# TASK TO COMPLETE
Return verbatim the line containing "Enumerate this screenshot's" together with all lines that follow it, through the end of the records.

# LISTED ENTRIES
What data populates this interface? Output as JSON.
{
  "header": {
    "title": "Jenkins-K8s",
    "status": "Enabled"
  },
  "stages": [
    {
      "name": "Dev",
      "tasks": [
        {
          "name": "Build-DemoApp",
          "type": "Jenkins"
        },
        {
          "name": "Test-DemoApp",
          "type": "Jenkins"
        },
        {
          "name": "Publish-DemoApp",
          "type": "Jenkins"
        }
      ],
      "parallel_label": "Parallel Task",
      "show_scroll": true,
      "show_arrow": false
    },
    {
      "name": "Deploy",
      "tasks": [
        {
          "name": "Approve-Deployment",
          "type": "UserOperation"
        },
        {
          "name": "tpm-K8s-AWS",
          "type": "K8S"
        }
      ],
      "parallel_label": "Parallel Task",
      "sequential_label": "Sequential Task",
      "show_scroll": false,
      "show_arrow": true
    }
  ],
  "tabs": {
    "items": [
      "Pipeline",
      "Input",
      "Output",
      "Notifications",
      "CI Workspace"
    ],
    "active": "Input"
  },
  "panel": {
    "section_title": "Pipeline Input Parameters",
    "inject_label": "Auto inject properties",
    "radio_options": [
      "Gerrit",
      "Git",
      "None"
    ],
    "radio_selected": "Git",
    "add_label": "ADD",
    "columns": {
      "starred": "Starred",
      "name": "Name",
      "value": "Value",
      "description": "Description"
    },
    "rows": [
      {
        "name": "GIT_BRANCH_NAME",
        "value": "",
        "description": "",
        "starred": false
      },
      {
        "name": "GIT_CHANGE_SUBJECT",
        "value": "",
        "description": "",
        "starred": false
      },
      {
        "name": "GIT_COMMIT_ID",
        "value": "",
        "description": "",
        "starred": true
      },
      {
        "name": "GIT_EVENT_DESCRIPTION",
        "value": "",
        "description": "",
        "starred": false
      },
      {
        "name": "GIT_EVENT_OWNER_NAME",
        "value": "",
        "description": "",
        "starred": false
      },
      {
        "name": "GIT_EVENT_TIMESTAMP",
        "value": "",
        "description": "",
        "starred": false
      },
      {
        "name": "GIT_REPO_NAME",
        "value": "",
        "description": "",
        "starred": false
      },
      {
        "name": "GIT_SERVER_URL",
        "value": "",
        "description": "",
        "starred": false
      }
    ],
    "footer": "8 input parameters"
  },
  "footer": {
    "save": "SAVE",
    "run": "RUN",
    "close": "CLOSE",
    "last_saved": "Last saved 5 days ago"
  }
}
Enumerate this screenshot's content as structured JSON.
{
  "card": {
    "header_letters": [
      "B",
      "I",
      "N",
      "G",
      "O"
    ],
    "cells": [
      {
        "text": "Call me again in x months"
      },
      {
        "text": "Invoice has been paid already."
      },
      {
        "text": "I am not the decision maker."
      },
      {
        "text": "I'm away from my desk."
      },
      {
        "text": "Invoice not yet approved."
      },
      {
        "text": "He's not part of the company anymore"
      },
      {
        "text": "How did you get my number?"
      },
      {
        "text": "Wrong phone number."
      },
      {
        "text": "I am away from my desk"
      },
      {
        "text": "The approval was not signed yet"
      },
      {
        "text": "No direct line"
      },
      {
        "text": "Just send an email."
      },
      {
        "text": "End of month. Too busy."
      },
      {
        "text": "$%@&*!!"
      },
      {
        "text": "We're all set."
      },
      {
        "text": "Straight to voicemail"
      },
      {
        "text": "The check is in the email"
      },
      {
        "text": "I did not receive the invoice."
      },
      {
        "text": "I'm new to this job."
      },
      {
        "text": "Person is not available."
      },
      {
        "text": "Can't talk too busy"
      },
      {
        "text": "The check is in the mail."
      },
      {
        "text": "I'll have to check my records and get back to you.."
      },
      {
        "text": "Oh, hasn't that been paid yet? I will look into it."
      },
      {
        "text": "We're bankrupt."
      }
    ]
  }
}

# OUTPUT
Enumerate this screenshot's content as structured JSON.
{
  "card": {
    "header_letters": [
      "B",
      "I",
      "N",
      "G",
      "O"
    ],
    "cells": [
      {
        "text": "Call me again in x months"
      },
      {
        "text": "Invoice has been paid already."
      },
      {
        "text": "I am not the decision maker."
      },
      {
        "text": "I'm away from my desk."
      },
      {
        "text": "Invoice not yet approved."
      },
      {
        "text": "He's not part of the company anymore"
      },
      {
        "text": "How did you get my number?"
      },
      {
        "text": "Wrong phone number."
      },
      {
        "text": "I am away from my desk"
      },
      {
        "text": "The approval was not signed yet"
      },
      {
        "text": "No direct line"
      },
      {
        "text": "Just send an email."
      },
      {
        "text": "End of month. Too busy."
      },
      {
        "text": "$%@&*!!"
      },
      {
        "text": "We're all set."
      },
      {
        "text": "Straight to voicemail"
      },
      {
        "text": "The check is in the email"
      },
      {
        "text": "I did not receive the invoice."
      },
      {
        "text": "I'm new to this job."
      },
      {
        "text": "Person is not available."
      },
      {
        "text": "Can't talk too busy"
      },
      {
        "text": "The check is in the mail."
      },
      {
        "text": "I'll have to check my records and get back to you.."
      },
      {
        "text": "Oh, hasn't that been paid yet? I will look into it."
      },
      {
        "text": "We're bankrupt."
      }
    ]
  }
}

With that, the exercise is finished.